In describing the ConcurrencyMaster, I referred to Bluebird promisify as a magic function. Of course, it’s not really magical, it’s just a computer program. It only seemed magical because I didn’t understand how it worked. So this week, I’ve taken the opportunity to fill this hole in my knowledge by studying the internal workings of promisify. I like to learn about projects by fixing bugs in them, but Bluebird has no open bugs. Instead, we’ll just run through the working code and see what makes the magic happen. Here goes!
The lightweight Promise-based Node.js task scheduler
Yo dawg, I heard you like requires…
As usual, I was browsing the node.js issues page when I noticed #4467. The project owner jasnell had identified a small script that unexpectedly crashed with the message console.error is not a function. Huh? Last I checked, console.error is totally a function. I had to get to the bottom of this one. It turned out to be quite a rabbit hole, taking me through some of node.js’s most important features. Hold on to your hat!
A deep dive into the foundation of Node
It was another lazy, rainy winter afternoon, so once again I was looking to make the world of node.js a better place. Browsing the issues, I was struck by the bizarreness of #4291. The user anseki had written a simple script to read the next line the user types into the terminal. If you resized the window running the program while it was waiting for input, the program crashed with a segmentation fault.
My first open-source contribution

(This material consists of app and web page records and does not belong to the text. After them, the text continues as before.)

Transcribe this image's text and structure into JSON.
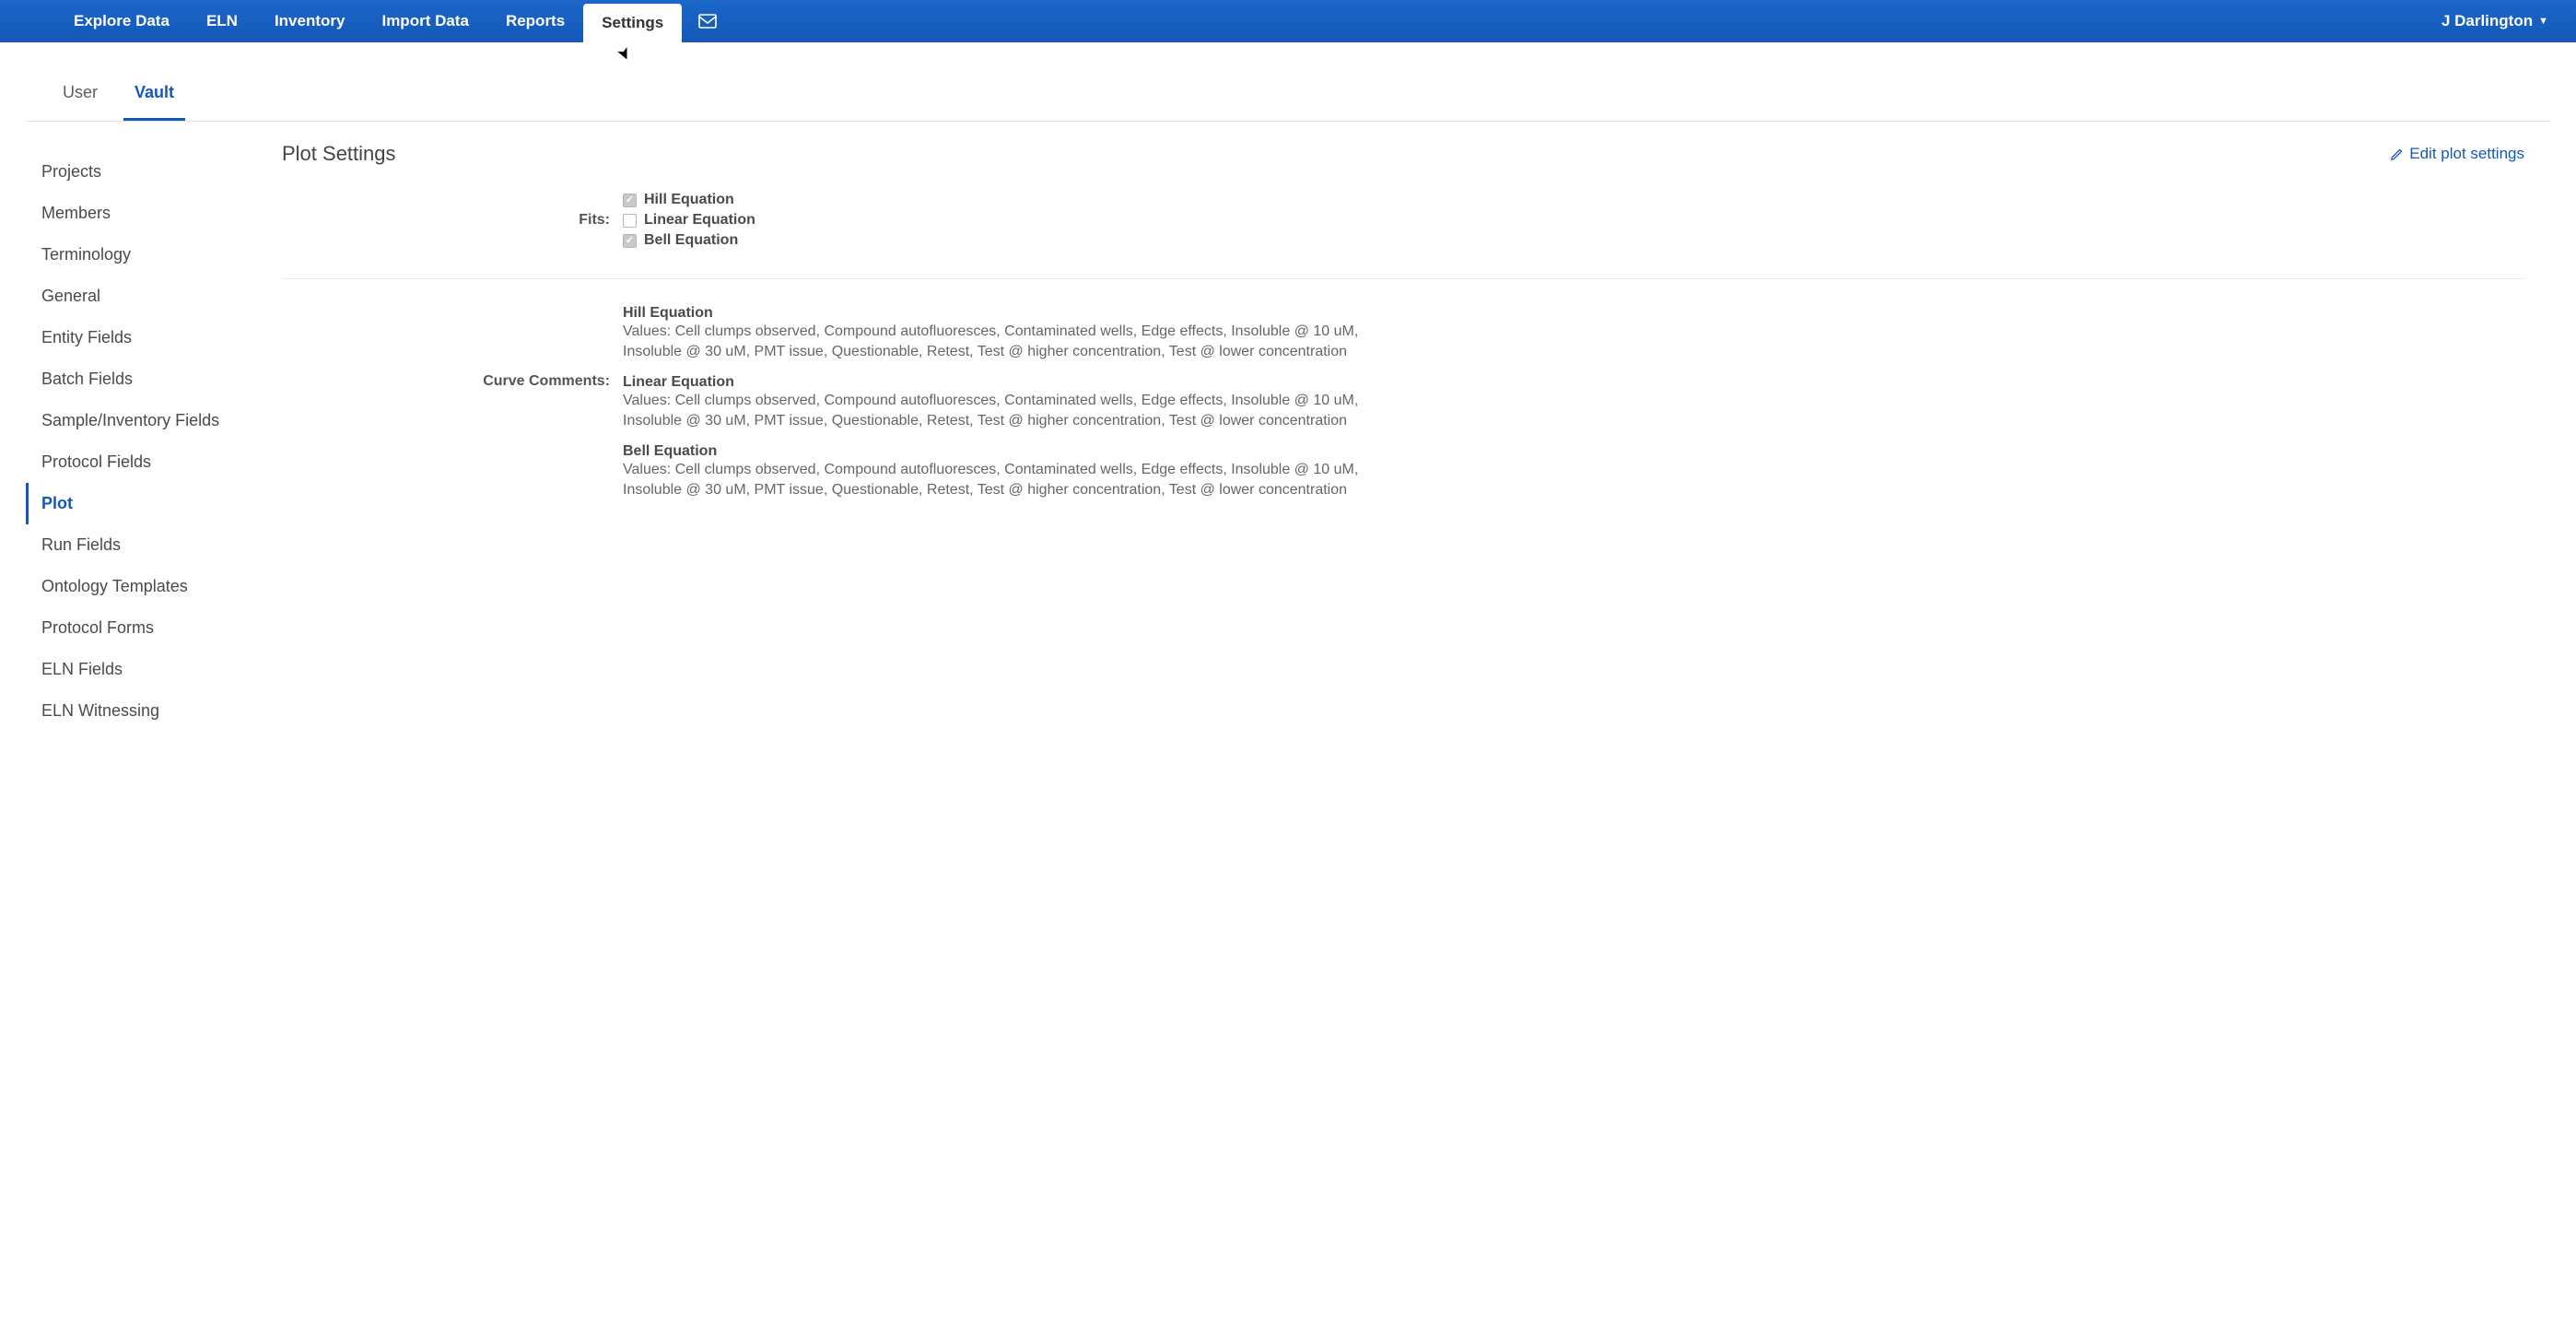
{
  "topnav": {
    "items": [
      {
        "label": "Explore Data"
      },
      {
        "label": "ELN"
      },
      {
        "label": "Inventory"
      },
      {
        "label": "Import Data"
      },
      {
        "label": "Reports"
      },
      {
        "label": "Settings",
        "active": true
      }
    ],
    "user": "J Darlington"
  },
  "subtabs": [
    {
      "label": "User"
    },
    {
      "label": "Vault",
      "active": true
    }
  ],
  "sidebar": [
    {
      "label": "Projects"
    },
    {
      "label": "Members"
    },
    {
      "label": "Terminology"
    },
    {
      "label": "General"
    },
    {
      "label": "Entity Fields"
    },
    {
      "label": "Batch Fields"
    },
    {
      "label": "Sample/Inventory Fields"
    },
    {
      "label": "Protocol Fields"
    },
    {
      "label": "Plot",
      "active": true
    },
    {
      "label": "Run Fields"
    },
    {
      "label": "Ontology Templates"
    },
    {
      "label": "Protocol Forms"
    },
    {
      "label": "ELN Fields"
    },
    {
      "label": "ELN Witnessing"
    }
  ],
  "content": {
    "title": "Plot Settings",
    "edit_label": "Edit plot settings",
    "fits_label": "Fits:",
    "fits": [
      {
        "label": "Hill Equation",
        "checked": true
      },
      {
        "label": "Linear Equation",
        "checked": false
      },
      {
        "label": "Bell Equation",
        "checked": true
      }
    ],
    "curve_comments_label": "Curve Comments:",
    "curve_comments": [
      {
        "title": "Hill Equation",
        "values": "Values: Cell clumps observed, Compound autofluoresces, Contaminated wells, Edge effects, Insoluble @ 10 uM, Insoluble @ 30 uM, PMT issue, Questionable, Retest, Test @ higher concentration, Test @ lower concentration"
      },
      {
        "title": "Linear Equation",
        "values": "Values: Cell clumps observed, Compound autofluoresces, Contaminated wells, Edge effects, Insoluble @ 10 uM, Insoluble @ 30 uM, PMT issue, Questionable, Retest, Test @ higher concentration, Test @ lower concentration"
      },
      {
        "title": "Bell Equation",
        "values": "Values: Cell clumps observed, Compound autofluoresces, Contaminated wells, Edge effects, Insoluble @ 10 uM, Insoluble @ 30 uM, PMT issue, Questionable, Retest, Test @ higher concentration, Test @ lower concentration"
      }
    ]
  }
}
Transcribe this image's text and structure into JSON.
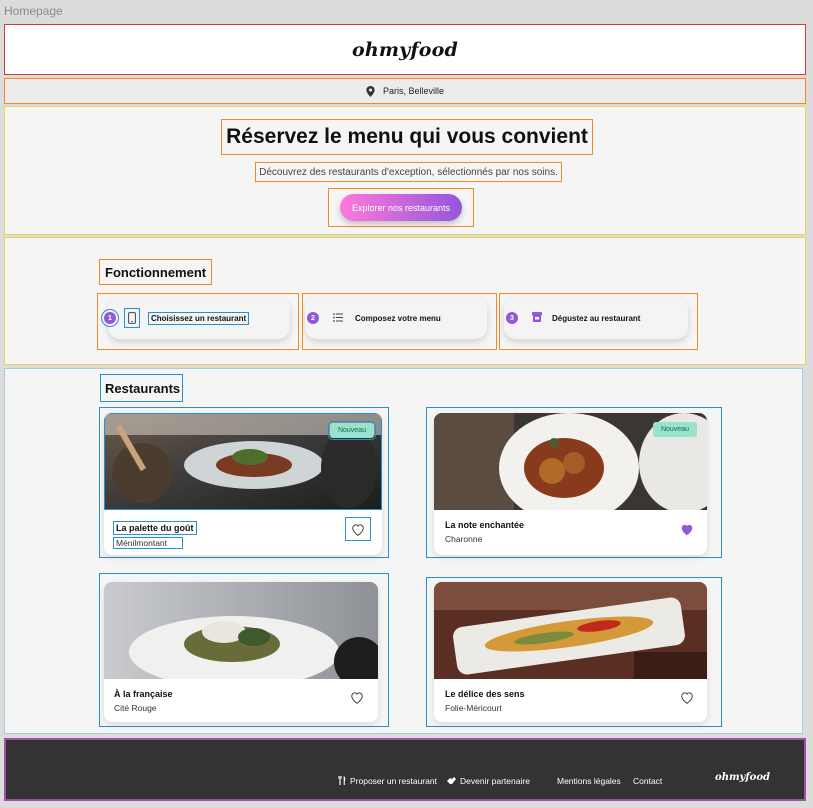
{
  "frame": {
    "label": "Homepage"
  },
  "header": {
    "logo": "ohmyfood"
  },
  "location": {
    "text": "Paris, Belleville"
  },
  "hero": {
    "title": "Réservez le menu qui vous convient",
    "subtitle": "Découvrez des restaurants d'exception, sélectionnés par nos soins.",
    "cta": "Explorer nos restaurants"
  },
  "how": {
    "title": "Fonctionnement",
    "steps": [
      {
        "num": "1",
        "icon": "smartphone-icon",
        "label": "Choisissez un restaurant"
      },
      {
        "num": "2",
        "icon": "list-icon",
        "label": "Composez votre menu"
      },
      {
        "num": "3",
        "icon": "store-icon",
        "label": "Dégustez au restaurant"
      }
    ]
  },
  "restaurants": {
    "title": "Restaurants",
    "badge": "Nouveau",
    "items": [
      {
        "name": "La palette du goût",
        "location": "Ménilmontant",
        "is_new": true,
        "liked": false
      },
      {
        "name": "La note enchantée",
        "location": "Charonne",
        "is_new": true,
        "liked": true
      },
      {
        "name": "À la française",
        "location": "Cité Rouge",
        "is_new": false,
        "liked": false
      },
      {
        "name": "Le délice des sens",
        "location": "Folie-Méricourt",
        "is_new": false,
        "liked": false
      }
    ]
  },
  "footer": {
    "links": [
      {
        "icon": "utensils-icon",
        "label": "Proposer un restaurant"
      },
      {
        "icon": "handshake-icon",
        "label": "Devenir partenaire"
      },
      {
        "icon": "",
        "label": "Mentions légales"
      },
      {
        "icon": "",
        "label": "Contact"
      }
    ],
    "logo": "ohmyfood"
  },
  "colors": {
    "accent": "#9356dc",
    "gradient_start": "#ff79da",
    "badge_bg": "#99e2cc",
    "footer_bg": "#333333"
  }
}
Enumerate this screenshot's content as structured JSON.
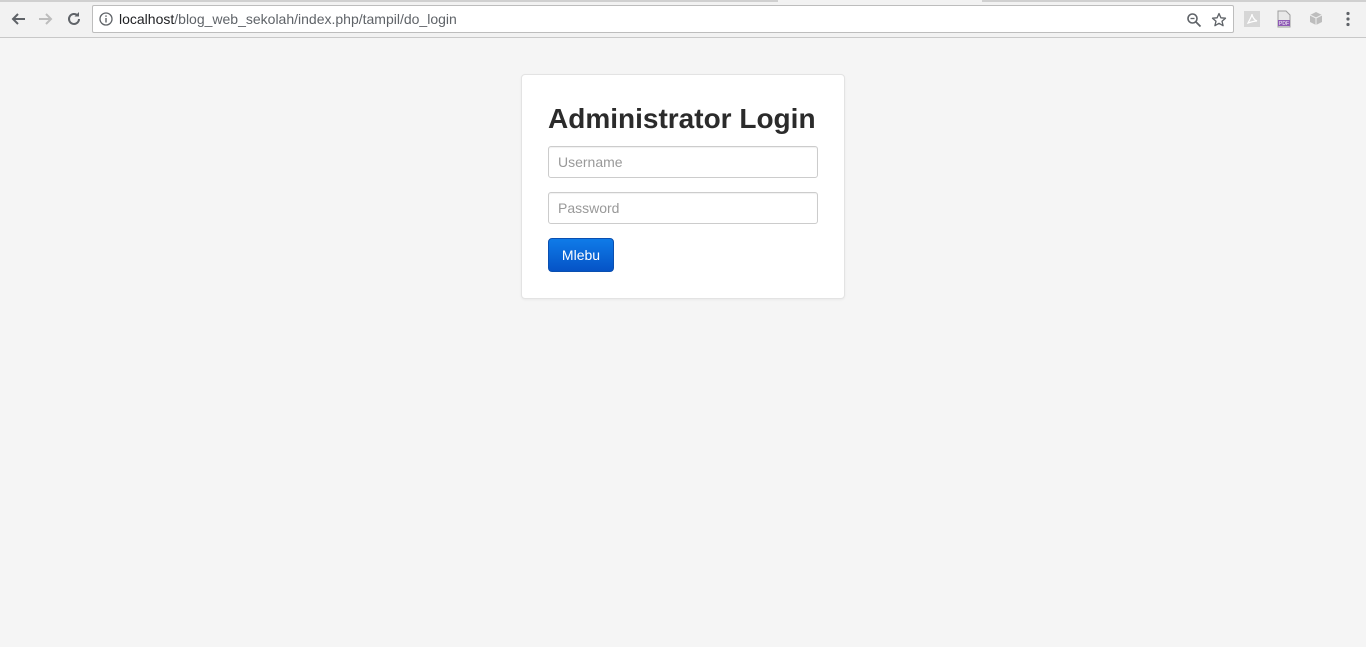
{
  "browser": {
    "url_host": "localhost",
    "url_path": "/blog_web_sekolah/index.php/tampil/do_login"
  },
  "login": {
    "title": "Administrator Login",
    "username_placeholder": "Username",
    "username_value": "",
    "password_placeholder": "Password",
    "password_value": "",
    "submit_label": "Mlebu"
  },
  "colors": {
    "page_background": "#f5f5f5",
    "button_primary": "#0a5fd8",
    "title_text": "#2b2b2b"
  },
  "icons": {
    "back": "back-arrow-icon",
    "forward": "forward-arrow-icon",
    "reload": "reload-icon",
    "site_info": "info-icon",
    "zoom": "zoom-icon",
    "bookmark": "star-icon",
    "extension_1": "pdf-extension-icon",
    "extension_2": "pdf-file-extension-icon",
    "extension_3": "cube-extension-icon",
    "menu": "kebab-menu-icon"
  }
}
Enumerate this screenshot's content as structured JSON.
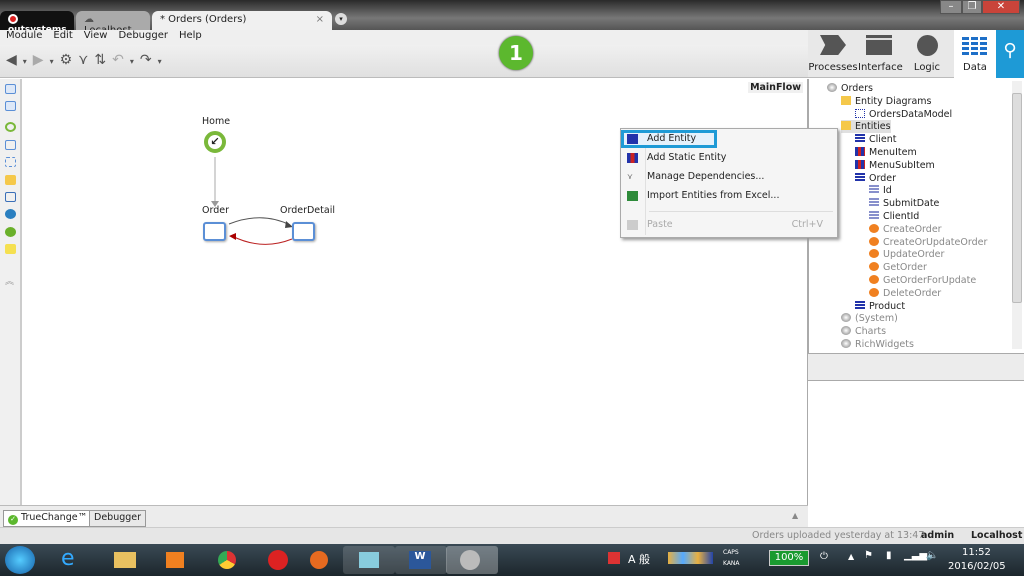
{
  "tabs": [
    {
      "label": "outsystems"
    },
    {
      "label": "Localhost"
    },
    {
      "label": "* Orders (Orders)",
      "close": "×"
    }
  ],
  "menu": [
    "Module",
    "Edit",
    "View",
    "Debugger",
    "Help"
  ],
  "step_badge": "1",
  "views": [
    {
      "label": "Processes",
      "icon": "processes-icon"
    },
    {
      "label": "Interface",
      "icon": "interface-icon"
    },
    {
      "label": "Logic",
      "icon": "logic-icon"
    },
    {
      "label": "Data",
      "icon": "data-icon",
      "active": true
    }
  ],
  "canvas": {
    "flow_tab": "MainFlow",
    "nodes": {
      "home": "Home",
      "order": "Order",
      "detail": "OrderDetail"
    }
  },
  "tree": [
    {
      "label": "Orders",
      "icon": "module-icon"
    },
    {
      "label": "Entity Diagrams",
      "icon": "folder-icon"
    },
    {
      "label": "OrdersDataModel",
      "icon": "diagram-icon"
    },
    {
      "label": "Entities",
      "icon": "folder-icon",
      "selected": true
    },
    {
      "label": "Client",
      "icon": "entity-icon"
    },
    {
      "label": "MenuItem",
      "icon": "static-entity-icon"
    },
    {
      "label": "MenuSubItem",
      "icon": "static-entity-icon"
    },
    {
      "label": "Order",
      "icon": "entity-icon"
    },
    {
      "label": "Id",
      "icon": "attribute-icon"
    },
    {
      "label": "SubmitDate",
      "icon": "attribute-icon"
    },
    {
      "label": "ClientId",
      "icon": "attribute-icon"
    },
    {
      "label": "CreateOrder",
      "icon": "action-icon"
    },
    {
      "label": "CreateOrUpdateOrder",
      "icon": "action-icon"
    },
    {
      "label": "UpdateOrder",
      "icon": "action-icon"
    },
    {
      "label": "GetOrder",
      "icon": "action-icon"
    },
    {
      "label": "GetOrderForUpdate",
      "icon": "action-icon"
    },
    {
      "label": "DeleteOrder",
      "icon": "action-icon"
    },
    {
      "label": "Product",
      "icon": "entity-icon"
    },
    {
      "label": "(System)",
      "icon": "module-icon"
    },
    {
      "label": "Charts",
      "icon": "module-icon"
    },
    {
      "label": "RichWidgets",
      "icon": "module-icon"
    }
  ],
  "context_menu": [
    {
      "label": "Add Entity",
      "highlighted": true
    },
    {
      "label": "Add Static Entity"
    },
    {
      "label": "Manage Dependencies..."
    },
    {
      "label": "Import Entities from Excel..."
    },
    {
      "label": "Paste",
      "shortcut": "Ctrl+V",
      "disabled": true
    }
  ],
  "bottom_tabs": [
    "TrueChange™",
    "Debugger"
  ],
  "status": {
    "message": "Orders uploaded yesterday at 13:47",
    "user": "admin",
    "server": "Localhost"
  },
  "taskbar": {
    "battery": "100%",
    "time": "11:52",
    "date": "2016/02/05",
    "caps": "CAPS",
    "kana": "KANA",
    "ime": "A 般"
  },
  "colors": {
    "accent": "#1e9ad6",
    "badge": "#5cb82e",
    "entity": "#2233aa",
    "action": "#f08020"
  }
}
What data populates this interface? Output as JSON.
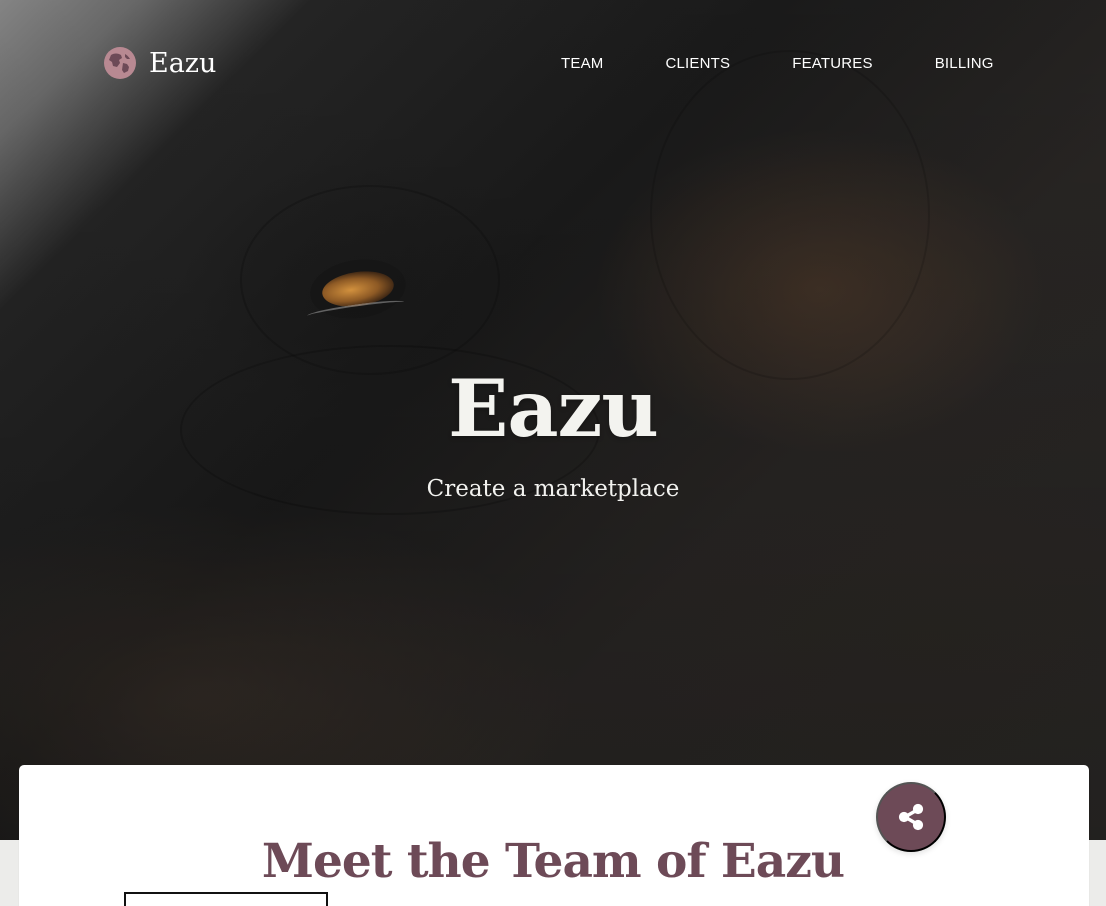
{
  "brand": {
    "name": "Eazu",
    "icon": "globe-icon"
  },
  "navigation": {
    "items": [
      {
        "label": "TEAM"
      },
      {
        "label": "CLIENTS"
      },
      {
        "label": "FEATURES"
      },
      {
        "label": "BILLING"
      }
    ]
  },
  "hero": {
    "title": "Eazu",
    "subtitle": "Create a marketplace"
  },
  "team_section": {
    "title": "Meet the Team of Eazu",
    "share_icon": "share-icon"
  },
  "colors": {
    "accent": "#6d4a57",
    "hero_text": "#f3f3ef",
    "card_bg": "#ffffff",
    "page_bg": "#ececea"
  }
}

It was the lazy Saturday after Thanksgiving, and to burn off some of the extra calories from the preceding days I decided to break into the open-source world. I’d worked with node.js at Jut, so I was acquainted with the platform, though I had no experience with the source code. So I wandered into the issue tracker for the node.js repository and settled on issue 4049, a memory leak in the ChildProcess module.
Continue reading “How I fixed Node.js”
Historical note: This was originally published as a post on Jut’s blog. Nobody wanted to pay for the product it describes, so Jut has gone in a very different direction of late, and Jut’s blog is a 404 at the moment. As a technical piece, though, I think it merits keeping alive.